Launch price: $1,427 / £999 

The EC-1000ET is an all-mahogany single-cut loaded with an set of EMG 81 and 60 active humbuckers, a comfortably modern neck and a high level of construction quality. 

Its key selling point, however, is a fitted EverTune bridge. Unlike other tuning systems, it doesn't tune your guitar for you or offer altered tunings. Instead, once set and tuned, it simply aims to stay there, thanks to a series of tension-calibrated springs and levers. We tried everything we could to knock it out of whack: huge, three-step bends, wildly exaggerated string stretching... we even put the guitar into a freezer. It came back perfectly in tune every single time. 

A guitar that's perfectly tuned and intonated up and down the neck, that sounds as full and aggressive as ever, with rounded tones? This is one of the best electric guitars going.

Want to know more? Read the full review.View Deal

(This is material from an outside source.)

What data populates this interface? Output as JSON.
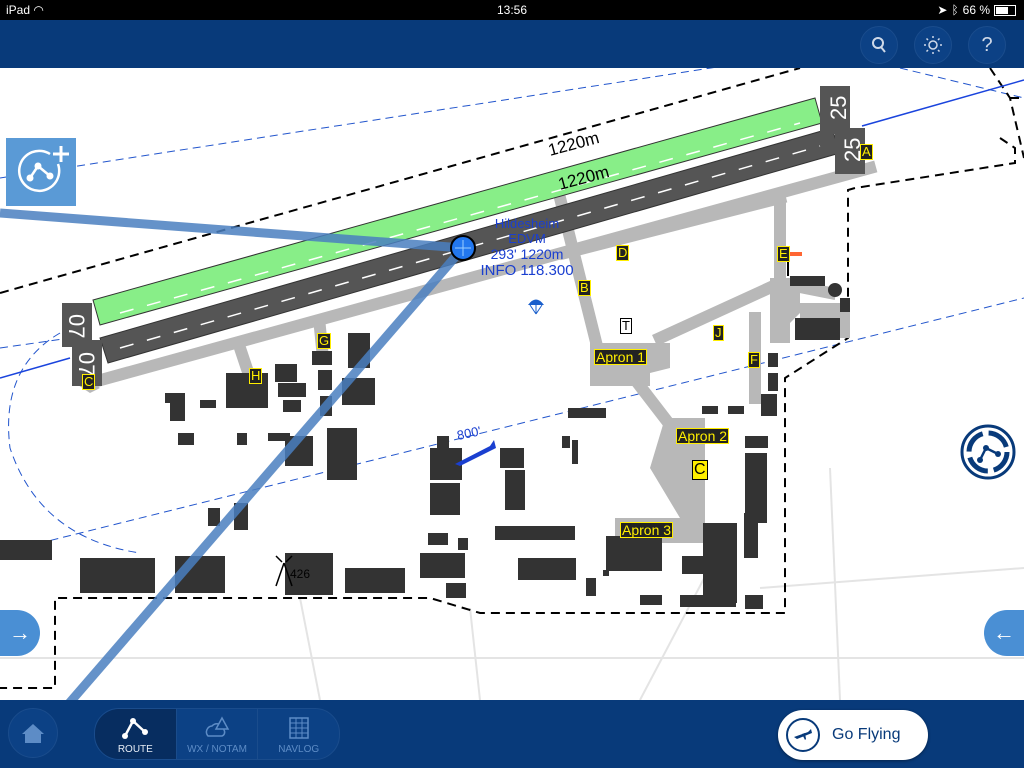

(We’ve chosen just one guitar from each manufacturer – for a wider range, read MusicRadar’s look at the top 23…)